And yet, when far more than ten protestors gathered in Minnesota, the ‘ultimate authority’ gave them the green light on Twitter:

Source: Twitter

He did the same thing for all the Michiganders who are tired of doing their part to keep the country safe. And he did on Facebook, too:

Source: Facebook

It’s fair to wonder if these protestors would feel so empowered if it weren’t for the ‘leader’ of the country, encouraging them.

Twitter’s History With Trump

Over the past few years, people have called for Twitter CEO Jack Dorsey to ban Donald Trump for breaking the company’s guidelines.

Senator Kamala Harris called for his suspension in 2018 for harassing a whistleblower. Others have likened his intimidating tweets at Iran to “threats of violence.” He’s even been accused of making racial slurs, but Twitter has let it slide every time.

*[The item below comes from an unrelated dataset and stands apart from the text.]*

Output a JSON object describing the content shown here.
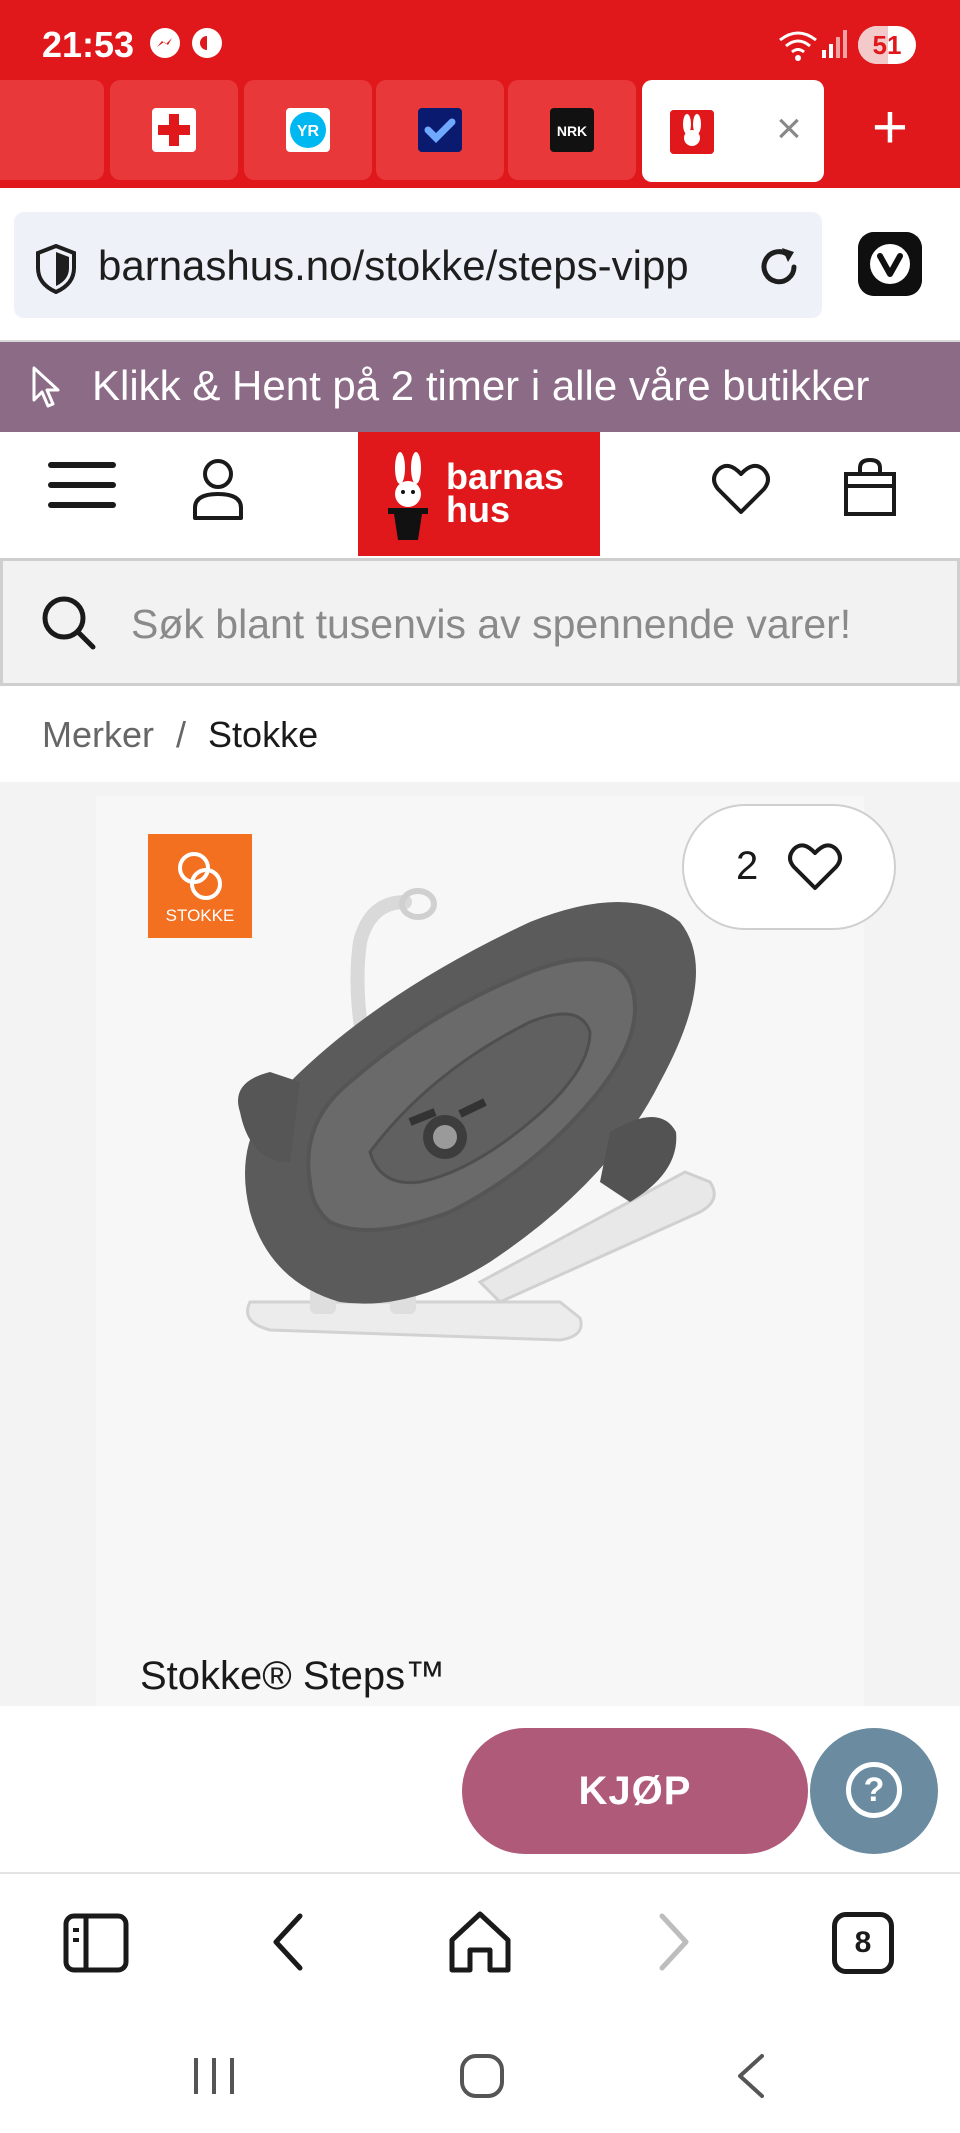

Now he’s inciting people in ways that threaten the livelihood of the entire country. Not only that, but he’s telling them to go directly against government orders. While Facebook may make themselves appear noble by banning events, they’re letting the real problem run amok.

Disclaimer: The opinions expressed in this article do not necessarily reflect the views of CCN.com.

Josiah Wilmoth edited this article for CCN.com. If you see a breach of our Code of Ethics or find a factual, spelling, or grammar error, please contact us.

@aaaaronweaver

Aaron is a contributor and editor for ccn.com. He has been a professional writer and journalist for over ten years. After graduating with honors from Western Michigan University, he's written extensively for newspapers, websites, and various TV shows and web series. Email: aaron.weaver@ccn.com. Visit his website here, his LinkedIn profile here, or his Muck Rack profile here.